During the First World War and the National Struggle, Samsun and its environs had a critical importance in transfering the aid to Anatolia after the protocol with Soviet Russia in August 1920. The Black Sea coast from Batumi to Sinop was the focal point of the idea of the Pontus Republic, in which the Greeks had dreamed of, and thus the Greek ships joined the blockade of the Turkish coastline in the Black Sea after the armistice, but they were not successful in capturing Turkish ships. While the Greek forces then provided weapons and ammunition to the Greeks in the region, they began to bomb the Turkish ports in order to intimidate the people of the region. Samsun, which played an important role in the arms and ammunition delivery for the National Struggle, was bombarded by the Greek navy on June 7, 1922, and the Greek military elements were expected to help the Greek army to maintain its current position in Western Anatolia and to prevent the transport of weapons and ammunition from Samsun when the Turkish offensive was predicted. In addition, by making look like that there was a Greek military landing in Samsun, it was aimed at provoking the surrounding region to provoke the supporters of the idea of Pontus and demoralising the Turks. However, it is noteworthy that the British Government's attitudes and behaviors were either ignorant or insensitive in the face of the events.

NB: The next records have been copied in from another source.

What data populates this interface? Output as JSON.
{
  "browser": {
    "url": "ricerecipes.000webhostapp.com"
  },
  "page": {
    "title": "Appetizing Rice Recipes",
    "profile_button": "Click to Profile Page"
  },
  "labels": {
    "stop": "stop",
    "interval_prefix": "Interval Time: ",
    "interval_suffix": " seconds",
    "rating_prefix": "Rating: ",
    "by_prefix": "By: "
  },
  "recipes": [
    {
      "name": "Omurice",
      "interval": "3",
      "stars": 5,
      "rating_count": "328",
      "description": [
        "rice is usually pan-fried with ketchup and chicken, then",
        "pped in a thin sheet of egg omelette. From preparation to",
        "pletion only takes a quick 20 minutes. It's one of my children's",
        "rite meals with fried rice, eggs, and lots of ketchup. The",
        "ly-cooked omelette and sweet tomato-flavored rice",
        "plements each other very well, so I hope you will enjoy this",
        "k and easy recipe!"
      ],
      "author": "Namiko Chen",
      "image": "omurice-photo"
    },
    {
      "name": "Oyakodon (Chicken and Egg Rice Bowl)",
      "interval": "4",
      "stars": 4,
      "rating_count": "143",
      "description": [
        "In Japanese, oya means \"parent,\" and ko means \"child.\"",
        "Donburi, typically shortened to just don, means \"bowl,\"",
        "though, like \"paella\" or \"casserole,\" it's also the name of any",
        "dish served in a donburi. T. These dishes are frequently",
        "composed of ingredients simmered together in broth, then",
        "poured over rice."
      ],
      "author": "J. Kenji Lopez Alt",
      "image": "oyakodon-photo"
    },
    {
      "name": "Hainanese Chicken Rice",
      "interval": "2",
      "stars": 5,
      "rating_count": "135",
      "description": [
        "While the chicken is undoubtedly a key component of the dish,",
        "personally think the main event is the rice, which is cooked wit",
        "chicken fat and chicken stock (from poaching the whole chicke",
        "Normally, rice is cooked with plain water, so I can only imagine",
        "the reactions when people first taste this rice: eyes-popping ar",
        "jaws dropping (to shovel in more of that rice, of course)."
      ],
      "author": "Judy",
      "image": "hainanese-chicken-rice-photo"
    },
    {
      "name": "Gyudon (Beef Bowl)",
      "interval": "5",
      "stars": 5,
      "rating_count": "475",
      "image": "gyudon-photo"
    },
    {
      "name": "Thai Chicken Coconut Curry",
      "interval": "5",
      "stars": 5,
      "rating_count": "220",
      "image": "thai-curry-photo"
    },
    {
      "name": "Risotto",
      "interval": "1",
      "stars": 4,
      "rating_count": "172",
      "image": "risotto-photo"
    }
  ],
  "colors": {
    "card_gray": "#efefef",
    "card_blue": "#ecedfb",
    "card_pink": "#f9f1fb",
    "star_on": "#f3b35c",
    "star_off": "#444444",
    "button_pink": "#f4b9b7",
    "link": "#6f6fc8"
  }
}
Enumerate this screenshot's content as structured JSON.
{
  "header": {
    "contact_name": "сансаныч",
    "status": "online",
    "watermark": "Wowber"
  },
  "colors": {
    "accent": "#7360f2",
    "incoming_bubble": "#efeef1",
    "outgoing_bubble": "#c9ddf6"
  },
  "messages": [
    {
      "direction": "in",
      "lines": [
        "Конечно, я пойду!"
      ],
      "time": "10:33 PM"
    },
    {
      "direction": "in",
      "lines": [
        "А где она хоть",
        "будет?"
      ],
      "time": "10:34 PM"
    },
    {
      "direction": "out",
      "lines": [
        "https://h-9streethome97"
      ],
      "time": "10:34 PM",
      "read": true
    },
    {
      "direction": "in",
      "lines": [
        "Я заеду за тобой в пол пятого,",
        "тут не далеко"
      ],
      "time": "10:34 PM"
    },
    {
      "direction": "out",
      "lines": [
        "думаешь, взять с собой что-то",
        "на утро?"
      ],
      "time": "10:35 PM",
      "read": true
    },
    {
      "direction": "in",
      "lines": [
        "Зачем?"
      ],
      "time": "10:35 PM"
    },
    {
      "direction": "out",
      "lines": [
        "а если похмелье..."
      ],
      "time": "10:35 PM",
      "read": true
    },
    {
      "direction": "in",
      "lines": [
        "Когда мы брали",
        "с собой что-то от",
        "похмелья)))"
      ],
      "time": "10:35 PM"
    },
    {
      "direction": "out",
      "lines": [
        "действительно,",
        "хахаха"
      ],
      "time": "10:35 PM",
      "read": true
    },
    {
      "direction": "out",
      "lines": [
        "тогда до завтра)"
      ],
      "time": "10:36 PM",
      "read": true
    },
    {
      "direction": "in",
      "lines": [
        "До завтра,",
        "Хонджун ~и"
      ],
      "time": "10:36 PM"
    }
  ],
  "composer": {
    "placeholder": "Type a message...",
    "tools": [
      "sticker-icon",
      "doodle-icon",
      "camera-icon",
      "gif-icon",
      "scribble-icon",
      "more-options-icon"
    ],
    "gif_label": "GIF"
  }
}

Source: Aktaş H. (2019) The Bombardement of Samsun in English and American Documents and Pontus Issue. History Studies. International Journal of History. Vol. 11. Is. 3: 827-838